Web page and app entries
•••••
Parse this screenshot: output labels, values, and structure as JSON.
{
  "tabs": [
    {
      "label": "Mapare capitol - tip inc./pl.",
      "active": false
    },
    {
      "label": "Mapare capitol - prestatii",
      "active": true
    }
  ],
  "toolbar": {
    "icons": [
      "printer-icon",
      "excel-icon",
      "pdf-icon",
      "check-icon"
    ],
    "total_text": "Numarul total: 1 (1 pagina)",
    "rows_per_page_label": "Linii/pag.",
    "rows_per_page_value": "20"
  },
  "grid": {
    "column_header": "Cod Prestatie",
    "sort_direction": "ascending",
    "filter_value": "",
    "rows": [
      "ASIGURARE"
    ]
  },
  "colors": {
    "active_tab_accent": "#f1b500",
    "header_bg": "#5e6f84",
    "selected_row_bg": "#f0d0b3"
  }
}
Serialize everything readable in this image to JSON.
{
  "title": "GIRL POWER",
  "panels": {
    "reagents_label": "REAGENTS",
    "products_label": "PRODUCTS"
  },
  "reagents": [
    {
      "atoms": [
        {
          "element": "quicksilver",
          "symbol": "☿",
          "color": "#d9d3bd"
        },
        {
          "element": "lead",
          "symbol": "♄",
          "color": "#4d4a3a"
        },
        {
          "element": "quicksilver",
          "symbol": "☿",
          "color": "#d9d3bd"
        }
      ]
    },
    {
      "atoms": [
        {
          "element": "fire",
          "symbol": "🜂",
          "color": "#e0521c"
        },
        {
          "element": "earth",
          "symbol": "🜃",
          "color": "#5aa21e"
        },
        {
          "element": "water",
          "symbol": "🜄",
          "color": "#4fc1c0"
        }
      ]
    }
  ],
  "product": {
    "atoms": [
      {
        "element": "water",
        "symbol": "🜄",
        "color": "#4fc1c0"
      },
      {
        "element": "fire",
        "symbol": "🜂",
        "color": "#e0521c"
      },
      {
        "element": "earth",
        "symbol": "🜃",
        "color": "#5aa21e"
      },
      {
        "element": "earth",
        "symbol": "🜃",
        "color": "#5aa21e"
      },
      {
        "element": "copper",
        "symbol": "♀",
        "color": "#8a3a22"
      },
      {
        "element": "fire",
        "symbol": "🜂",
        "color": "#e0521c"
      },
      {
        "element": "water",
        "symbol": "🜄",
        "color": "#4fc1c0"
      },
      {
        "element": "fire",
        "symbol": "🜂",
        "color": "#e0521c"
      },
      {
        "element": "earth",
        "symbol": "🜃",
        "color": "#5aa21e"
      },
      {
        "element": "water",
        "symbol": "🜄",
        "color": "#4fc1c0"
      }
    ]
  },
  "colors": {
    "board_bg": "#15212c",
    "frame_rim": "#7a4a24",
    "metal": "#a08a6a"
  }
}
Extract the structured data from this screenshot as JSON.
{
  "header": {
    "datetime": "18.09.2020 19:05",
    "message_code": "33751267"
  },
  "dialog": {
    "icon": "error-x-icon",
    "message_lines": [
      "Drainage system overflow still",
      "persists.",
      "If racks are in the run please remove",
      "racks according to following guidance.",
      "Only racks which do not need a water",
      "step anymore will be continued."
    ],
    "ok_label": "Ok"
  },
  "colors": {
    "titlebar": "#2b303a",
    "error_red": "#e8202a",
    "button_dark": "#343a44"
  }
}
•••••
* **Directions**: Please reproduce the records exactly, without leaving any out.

* **Response box**:
Parse this screenshot: output labels, values, and structure as JSON.
{
  "tabs": [
    {
      "label": "Mapare capitol - tip inc./pl.",
      "active": false
    },
    {
      "label": "Mapare capitol - prestatii",
      "active": true
    }
  ],
  "toolbar": {
    "icons": [
      "printer-icon",
      "excel-icon",
      "pdf-icon",
      "check-icon"
    ],
    "total_text": "Numarul total: 1 (1 pagina)",
    "rows_per_page_label": "Linii/pag.",
    "rows_per_page_value": "20"
  },
  "grid": {
    "column_header": "Cod Prestatie",
    "sort_direction": "ascending",
    "filter_value": "",
    "rows": [
      "ASIGURARE"
    ]
  },
  "colors": {
    "active_tab_accent": "#f1b500",
    "header_bg": "#5e6f84",
    "selected_row_bg": "#f0d0b3"
  }
}
Serialize everything readable in this image to JSON.
{
  "title": "GIRL POWER",
  "panels": {
    "reagents_label": "REAGENTS",
    "products_label": "PRODUCTS"
  },
  "reagents": [
    {
      "atoms": [
        {
          "element": "quicksilver",
          "symbol": "☿",
          "color": "#d9d3bd"
        },
        {
          "element": "lead",
          "symbol": "♄",
          "color": "#4d4a3a"
        },
        {
          "element": "quicksilver",
          "symbol": "☿",
          "color": "#d9d3bd"
        }
      ]
    },
    {
      "atoms": [
        {
          "element": "fire",
          "symbol": "🜂",
          "color": "#e0521c"
        },
        {
          "element": "earth",
          "symbol": "🜃",
          "color": "#5aa21e"
        },
        {
          "element": "water",
          "symbol": "🜄",
          "color": "#4fc1c0"
        }
      ]
    }
  ],
  "product": {
    "atoms": [
      {
        "element": "water",
        "symbol": "🜄",
        "color": "#4fc1c0"
      },
      {
        "element": "fire",
        "symbol": "🜂",
        "color": "#e0521c"
      },
      {
        "element": "earth",
        "symbol": "🜃",
        "color": "#5aa21e"
      },
      {
        "element": "earth",
        "symbol": "🜃",
        "color": "#5aa21e"
      },
      {
        "element": "copper",
        "symbol": "♀",
        "color": "#8a3a22"
      },
      {
        "element": "fire",
        "symbol": "🜂",
        "color": "#e0521c"
      },
      {
        "element": "water",
        "symbol": "🜄",
        "color": "#4fc1c0"
      },
      {
        "element": "fire",
        "symbol": "🜂",
        "color": "#e0521c"
      },
      {
        "element": "earth",
        "symbol": "🜃",
        "color": "#5aa21e"
      },
      {
        "element": "water",
        "symbol": "🜄",
        "color": "#4fc1c0"
      }
    ]
  },
  "colors": {
    "board_bg": "#15212c",
    "frame_rim": "#7a4a24",
    "metal": "#a08a6a"
  }
}
Extract the structured data from this screenshot as JSON.
{
  "header": {
    "datetime": "18.09.2020 19:05",
    "message_code": "33751267"
  },
  "dialog": {
    "icon": "error-x-icon",
    "message_lines": [
      "Drainage system overflow still",
      "persists.",
      "If racks are in the run please remove",
      "racks according to following guidance.",
      "Only racks which do not need a water",
      "step anymore will be continued."
    ],
    "ok_label": "Ok"
  },
  "colors": {
    "titlebar": "#2b303a",
    "error_red": "#e8202a",
    "button_dark": "#343a44"
  }
}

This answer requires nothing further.